◆ **What to do**: Report every line of the data that includes "creatives".

[Records provided — start]

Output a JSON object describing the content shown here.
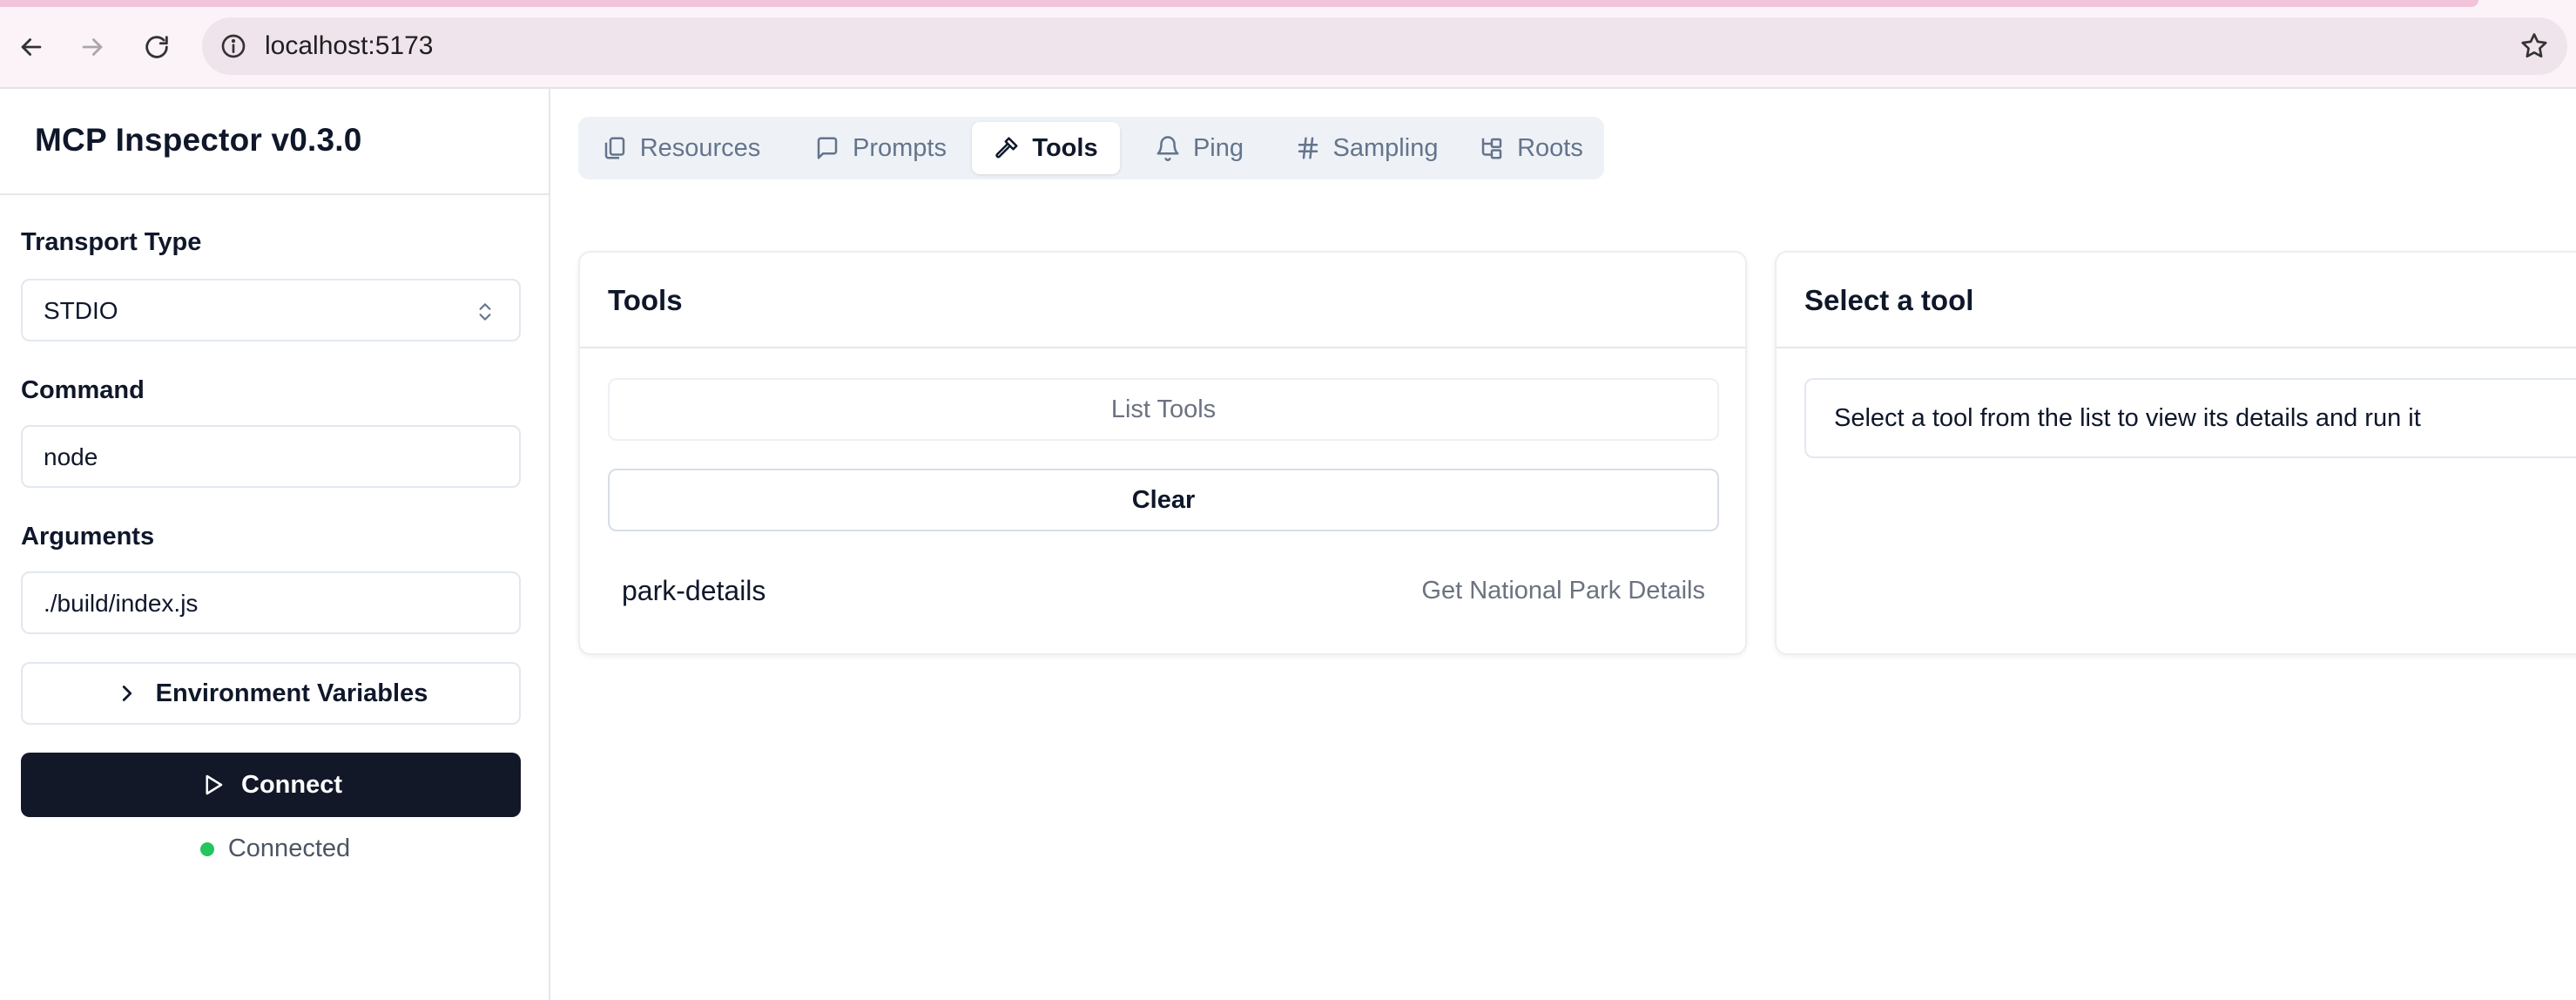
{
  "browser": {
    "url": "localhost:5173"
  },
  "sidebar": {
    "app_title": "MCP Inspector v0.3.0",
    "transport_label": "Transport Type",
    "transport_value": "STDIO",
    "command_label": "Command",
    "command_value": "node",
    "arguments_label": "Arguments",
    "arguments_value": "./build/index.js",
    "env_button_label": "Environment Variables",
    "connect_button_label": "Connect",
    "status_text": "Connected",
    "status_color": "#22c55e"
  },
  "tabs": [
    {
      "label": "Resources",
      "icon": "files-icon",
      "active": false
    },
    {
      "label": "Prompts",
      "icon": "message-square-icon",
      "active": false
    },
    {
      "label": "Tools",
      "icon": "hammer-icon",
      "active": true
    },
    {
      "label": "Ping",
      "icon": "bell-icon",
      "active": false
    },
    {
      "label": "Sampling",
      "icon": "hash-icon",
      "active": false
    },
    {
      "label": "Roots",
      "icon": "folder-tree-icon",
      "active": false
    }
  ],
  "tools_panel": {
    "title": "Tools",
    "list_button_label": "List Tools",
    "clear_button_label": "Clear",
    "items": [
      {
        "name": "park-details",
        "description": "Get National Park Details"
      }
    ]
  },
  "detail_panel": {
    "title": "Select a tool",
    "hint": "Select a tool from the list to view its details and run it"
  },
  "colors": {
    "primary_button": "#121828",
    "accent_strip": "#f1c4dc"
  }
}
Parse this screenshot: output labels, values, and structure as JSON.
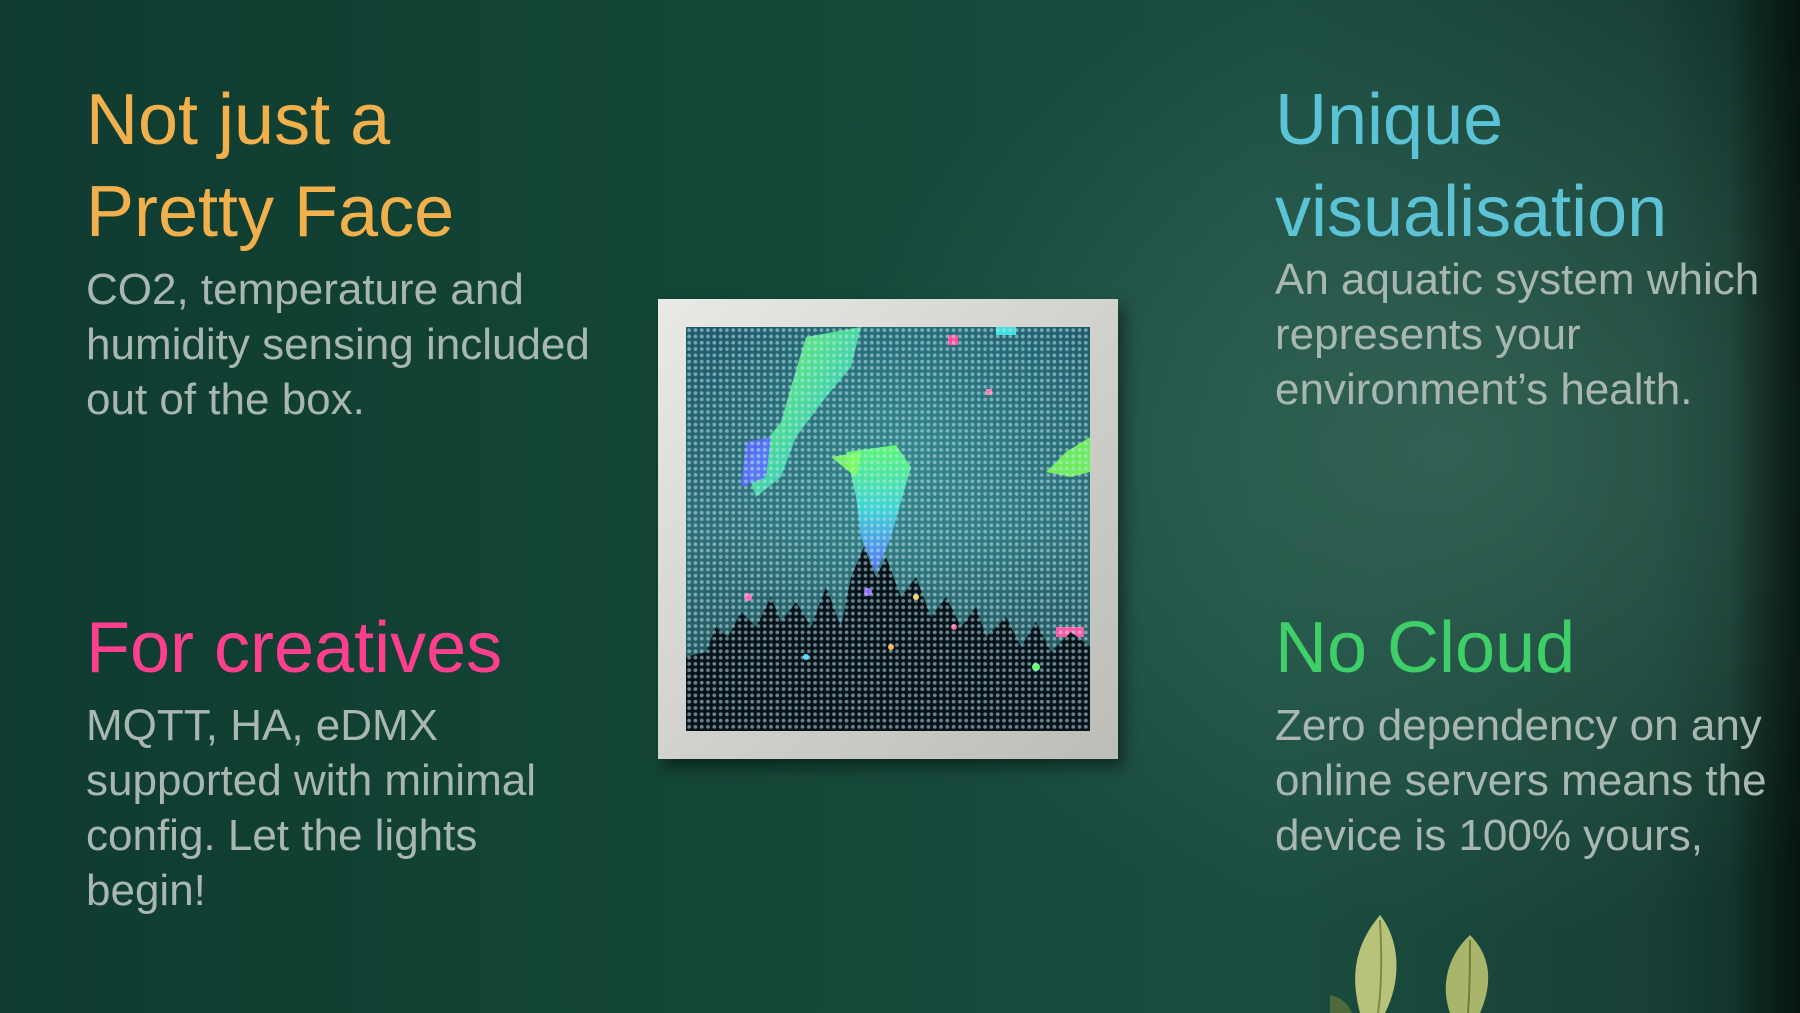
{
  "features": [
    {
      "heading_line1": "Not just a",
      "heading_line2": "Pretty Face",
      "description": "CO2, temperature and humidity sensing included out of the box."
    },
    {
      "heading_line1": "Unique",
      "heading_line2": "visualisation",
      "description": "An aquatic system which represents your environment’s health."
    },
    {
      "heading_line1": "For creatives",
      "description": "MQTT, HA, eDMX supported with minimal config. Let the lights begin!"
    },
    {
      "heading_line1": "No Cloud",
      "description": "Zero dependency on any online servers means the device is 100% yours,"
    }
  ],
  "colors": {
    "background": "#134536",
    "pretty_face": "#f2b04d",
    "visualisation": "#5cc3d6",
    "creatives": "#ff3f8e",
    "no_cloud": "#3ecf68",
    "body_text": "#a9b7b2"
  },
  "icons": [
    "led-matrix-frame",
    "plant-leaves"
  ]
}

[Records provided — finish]

◆ **Answer space**:
      "heading_line1": "For creatives",
    "creatives": "#ff3f8e",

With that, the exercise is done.